> [Directions]: Collect all lines from the records below that include the word "this".

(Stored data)

◆ ◆ ◆ ◆

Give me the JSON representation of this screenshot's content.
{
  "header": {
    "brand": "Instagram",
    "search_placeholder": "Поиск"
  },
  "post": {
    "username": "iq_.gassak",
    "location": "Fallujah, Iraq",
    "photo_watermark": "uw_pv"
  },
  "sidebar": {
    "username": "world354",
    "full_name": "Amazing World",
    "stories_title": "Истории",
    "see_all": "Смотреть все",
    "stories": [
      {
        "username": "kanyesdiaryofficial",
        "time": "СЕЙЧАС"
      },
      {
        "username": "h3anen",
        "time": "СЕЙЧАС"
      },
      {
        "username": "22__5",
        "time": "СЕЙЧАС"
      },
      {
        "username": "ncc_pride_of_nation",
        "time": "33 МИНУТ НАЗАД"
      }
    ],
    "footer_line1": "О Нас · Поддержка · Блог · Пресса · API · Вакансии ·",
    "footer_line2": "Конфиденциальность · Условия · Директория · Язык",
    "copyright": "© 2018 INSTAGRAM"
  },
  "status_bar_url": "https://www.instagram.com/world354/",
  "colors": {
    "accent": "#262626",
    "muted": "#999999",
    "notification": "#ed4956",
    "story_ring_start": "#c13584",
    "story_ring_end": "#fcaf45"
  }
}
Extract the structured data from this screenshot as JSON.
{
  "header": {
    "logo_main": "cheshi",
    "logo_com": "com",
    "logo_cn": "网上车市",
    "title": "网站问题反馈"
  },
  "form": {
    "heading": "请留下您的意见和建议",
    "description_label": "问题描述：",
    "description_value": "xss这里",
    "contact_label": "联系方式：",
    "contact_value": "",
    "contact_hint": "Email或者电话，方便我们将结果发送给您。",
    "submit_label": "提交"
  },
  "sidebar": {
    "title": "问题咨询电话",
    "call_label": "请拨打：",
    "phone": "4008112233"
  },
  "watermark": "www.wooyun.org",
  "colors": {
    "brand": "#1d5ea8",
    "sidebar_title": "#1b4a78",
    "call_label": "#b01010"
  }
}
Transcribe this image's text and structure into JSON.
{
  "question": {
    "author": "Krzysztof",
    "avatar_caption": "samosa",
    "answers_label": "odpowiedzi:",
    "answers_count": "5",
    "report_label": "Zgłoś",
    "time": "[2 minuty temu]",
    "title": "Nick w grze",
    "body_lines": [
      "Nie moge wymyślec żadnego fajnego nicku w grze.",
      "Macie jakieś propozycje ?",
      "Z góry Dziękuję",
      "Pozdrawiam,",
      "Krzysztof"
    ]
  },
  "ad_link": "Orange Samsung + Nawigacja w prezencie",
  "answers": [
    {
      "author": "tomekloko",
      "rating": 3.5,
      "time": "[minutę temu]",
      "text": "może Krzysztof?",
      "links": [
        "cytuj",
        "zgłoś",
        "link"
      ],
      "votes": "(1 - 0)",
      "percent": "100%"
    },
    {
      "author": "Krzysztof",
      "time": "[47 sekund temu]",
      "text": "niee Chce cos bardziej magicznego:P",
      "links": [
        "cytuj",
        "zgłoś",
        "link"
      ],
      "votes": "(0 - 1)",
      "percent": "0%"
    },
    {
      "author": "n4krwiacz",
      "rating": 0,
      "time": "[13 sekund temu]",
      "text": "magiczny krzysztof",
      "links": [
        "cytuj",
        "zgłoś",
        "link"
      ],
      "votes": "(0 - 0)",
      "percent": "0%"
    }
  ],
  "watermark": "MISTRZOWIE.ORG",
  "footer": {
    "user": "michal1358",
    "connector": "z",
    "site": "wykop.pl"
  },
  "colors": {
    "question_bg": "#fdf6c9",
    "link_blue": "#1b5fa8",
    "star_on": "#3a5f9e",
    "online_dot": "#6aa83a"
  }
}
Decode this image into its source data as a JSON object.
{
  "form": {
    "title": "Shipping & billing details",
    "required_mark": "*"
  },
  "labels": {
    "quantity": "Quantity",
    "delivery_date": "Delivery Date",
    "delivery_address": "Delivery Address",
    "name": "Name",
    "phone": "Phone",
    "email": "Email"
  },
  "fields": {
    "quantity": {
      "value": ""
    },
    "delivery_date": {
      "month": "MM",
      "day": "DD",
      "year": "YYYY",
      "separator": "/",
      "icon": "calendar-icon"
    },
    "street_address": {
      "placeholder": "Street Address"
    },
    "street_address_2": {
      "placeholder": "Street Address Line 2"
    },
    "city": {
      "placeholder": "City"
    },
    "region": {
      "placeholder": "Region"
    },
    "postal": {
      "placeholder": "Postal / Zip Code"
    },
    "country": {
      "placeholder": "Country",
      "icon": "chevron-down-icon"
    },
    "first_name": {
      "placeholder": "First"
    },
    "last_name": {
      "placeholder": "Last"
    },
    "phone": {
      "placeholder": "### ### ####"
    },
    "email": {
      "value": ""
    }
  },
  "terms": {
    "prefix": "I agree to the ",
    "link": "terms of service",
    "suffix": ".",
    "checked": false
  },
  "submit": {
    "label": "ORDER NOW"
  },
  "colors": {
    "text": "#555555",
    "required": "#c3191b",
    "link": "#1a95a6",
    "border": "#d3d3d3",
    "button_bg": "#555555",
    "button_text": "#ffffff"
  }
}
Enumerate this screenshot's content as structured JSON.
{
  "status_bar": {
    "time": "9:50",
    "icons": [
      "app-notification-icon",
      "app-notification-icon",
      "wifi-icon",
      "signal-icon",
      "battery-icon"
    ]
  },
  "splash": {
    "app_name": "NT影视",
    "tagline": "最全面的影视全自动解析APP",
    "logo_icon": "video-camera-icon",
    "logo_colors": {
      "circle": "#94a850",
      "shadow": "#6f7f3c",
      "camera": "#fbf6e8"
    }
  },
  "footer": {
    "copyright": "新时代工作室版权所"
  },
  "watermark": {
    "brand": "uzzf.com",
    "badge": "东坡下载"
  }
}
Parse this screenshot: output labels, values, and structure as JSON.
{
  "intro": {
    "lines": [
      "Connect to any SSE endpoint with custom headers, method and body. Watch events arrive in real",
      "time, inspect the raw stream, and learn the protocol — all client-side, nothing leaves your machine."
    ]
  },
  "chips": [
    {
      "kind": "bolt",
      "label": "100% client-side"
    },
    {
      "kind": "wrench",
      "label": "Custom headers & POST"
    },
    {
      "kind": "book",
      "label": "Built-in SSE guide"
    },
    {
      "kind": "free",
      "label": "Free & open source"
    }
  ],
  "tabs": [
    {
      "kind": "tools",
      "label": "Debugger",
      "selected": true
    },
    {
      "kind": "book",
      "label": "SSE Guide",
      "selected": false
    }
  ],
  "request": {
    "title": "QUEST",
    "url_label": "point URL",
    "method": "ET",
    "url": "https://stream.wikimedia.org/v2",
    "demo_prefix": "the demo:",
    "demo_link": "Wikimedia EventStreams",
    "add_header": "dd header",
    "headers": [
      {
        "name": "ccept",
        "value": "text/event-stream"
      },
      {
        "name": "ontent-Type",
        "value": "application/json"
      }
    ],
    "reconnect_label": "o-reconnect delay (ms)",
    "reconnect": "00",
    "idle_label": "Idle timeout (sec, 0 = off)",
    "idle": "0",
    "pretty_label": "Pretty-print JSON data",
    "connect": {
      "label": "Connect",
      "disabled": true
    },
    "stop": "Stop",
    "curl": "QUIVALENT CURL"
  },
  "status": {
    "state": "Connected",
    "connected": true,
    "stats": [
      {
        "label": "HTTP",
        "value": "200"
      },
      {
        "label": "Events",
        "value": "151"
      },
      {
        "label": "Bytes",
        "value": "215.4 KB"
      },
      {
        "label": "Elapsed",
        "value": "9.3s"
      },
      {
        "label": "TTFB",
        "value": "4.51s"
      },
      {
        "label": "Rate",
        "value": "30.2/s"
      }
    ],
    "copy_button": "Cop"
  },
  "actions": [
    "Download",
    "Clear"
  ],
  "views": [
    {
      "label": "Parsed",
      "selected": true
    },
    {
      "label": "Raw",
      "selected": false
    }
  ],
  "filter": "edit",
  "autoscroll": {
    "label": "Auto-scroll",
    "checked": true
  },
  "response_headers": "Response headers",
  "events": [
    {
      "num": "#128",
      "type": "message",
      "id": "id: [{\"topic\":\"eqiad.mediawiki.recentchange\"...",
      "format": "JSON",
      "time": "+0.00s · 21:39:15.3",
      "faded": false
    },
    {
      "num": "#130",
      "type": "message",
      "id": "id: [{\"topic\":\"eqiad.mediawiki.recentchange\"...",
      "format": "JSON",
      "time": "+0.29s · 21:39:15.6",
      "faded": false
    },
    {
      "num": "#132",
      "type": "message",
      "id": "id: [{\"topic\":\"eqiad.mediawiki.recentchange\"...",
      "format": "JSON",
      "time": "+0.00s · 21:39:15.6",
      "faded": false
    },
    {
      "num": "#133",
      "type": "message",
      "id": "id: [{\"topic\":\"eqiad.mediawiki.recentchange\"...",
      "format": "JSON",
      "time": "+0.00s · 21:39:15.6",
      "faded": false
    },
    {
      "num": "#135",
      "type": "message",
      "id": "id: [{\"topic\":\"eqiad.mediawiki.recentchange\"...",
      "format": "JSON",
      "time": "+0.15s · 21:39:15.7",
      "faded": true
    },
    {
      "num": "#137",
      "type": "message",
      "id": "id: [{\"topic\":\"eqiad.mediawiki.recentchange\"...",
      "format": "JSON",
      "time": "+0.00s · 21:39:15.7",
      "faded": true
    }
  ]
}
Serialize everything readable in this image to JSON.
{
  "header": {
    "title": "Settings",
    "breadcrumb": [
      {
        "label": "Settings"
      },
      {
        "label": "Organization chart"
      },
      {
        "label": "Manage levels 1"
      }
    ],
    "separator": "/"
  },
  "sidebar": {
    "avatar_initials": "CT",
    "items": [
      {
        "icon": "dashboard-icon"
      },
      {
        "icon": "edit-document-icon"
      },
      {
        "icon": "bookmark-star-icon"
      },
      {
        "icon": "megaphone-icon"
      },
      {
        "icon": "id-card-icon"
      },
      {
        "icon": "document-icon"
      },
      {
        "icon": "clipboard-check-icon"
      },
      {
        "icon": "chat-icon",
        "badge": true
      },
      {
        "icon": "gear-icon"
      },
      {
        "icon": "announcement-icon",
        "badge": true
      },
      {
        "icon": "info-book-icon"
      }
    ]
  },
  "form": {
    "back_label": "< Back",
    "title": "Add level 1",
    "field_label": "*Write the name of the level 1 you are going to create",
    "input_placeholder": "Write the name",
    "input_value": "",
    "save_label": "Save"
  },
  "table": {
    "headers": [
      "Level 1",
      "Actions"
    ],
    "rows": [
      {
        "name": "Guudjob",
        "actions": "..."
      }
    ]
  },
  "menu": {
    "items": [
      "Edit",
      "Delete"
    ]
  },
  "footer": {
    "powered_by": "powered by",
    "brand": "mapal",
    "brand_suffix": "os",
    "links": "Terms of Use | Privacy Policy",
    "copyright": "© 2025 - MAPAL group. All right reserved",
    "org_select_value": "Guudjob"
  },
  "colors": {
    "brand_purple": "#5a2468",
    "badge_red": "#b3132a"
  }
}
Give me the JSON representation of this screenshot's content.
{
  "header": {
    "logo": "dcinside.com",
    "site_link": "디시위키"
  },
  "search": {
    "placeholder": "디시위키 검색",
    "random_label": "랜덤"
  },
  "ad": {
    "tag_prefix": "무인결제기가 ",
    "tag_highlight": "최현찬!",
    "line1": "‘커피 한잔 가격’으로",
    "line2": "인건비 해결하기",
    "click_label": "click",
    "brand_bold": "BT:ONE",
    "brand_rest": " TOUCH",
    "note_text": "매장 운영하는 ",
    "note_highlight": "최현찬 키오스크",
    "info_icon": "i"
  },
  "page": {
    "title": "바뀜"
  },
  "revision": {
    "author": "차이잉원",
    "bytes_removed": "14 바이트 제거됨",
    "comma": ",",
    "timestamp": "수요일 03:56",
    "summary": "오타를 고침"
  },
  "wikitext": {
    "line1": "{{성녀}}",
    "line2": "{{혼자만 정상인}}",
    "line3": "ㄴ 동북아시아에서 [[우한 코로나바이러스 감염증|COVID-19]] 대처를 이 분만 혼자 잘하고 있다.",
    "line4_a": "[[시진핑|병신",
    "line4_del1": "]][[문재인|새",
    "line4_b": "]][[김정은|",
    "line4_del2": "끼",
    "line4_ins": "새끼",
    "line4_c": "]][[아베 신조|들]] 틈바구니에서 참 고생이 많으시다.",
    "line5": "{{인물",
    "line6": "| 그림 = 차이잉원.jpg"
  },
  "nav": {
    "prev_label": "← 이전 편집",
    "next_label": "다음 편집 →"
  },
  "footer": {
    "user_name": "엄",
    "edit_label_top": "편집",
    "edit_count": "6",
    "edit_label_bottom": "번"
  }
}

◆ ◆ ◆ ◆

> [Answer to the problem]:
Give me the JSON representation of this screenshot's content.
Extract the structured data from this screenshot as JSON.
Transcribe this image's text and structure into JSON.
Decode this image into its source data as a JSON object.
Enumerate this screenshot's content as structured JSON.
Parse this screenshot: output labels, values, and structure as JSON.
Serialize everything readable in this image to JSON.
Give me the JSON representation of this screenshot's content.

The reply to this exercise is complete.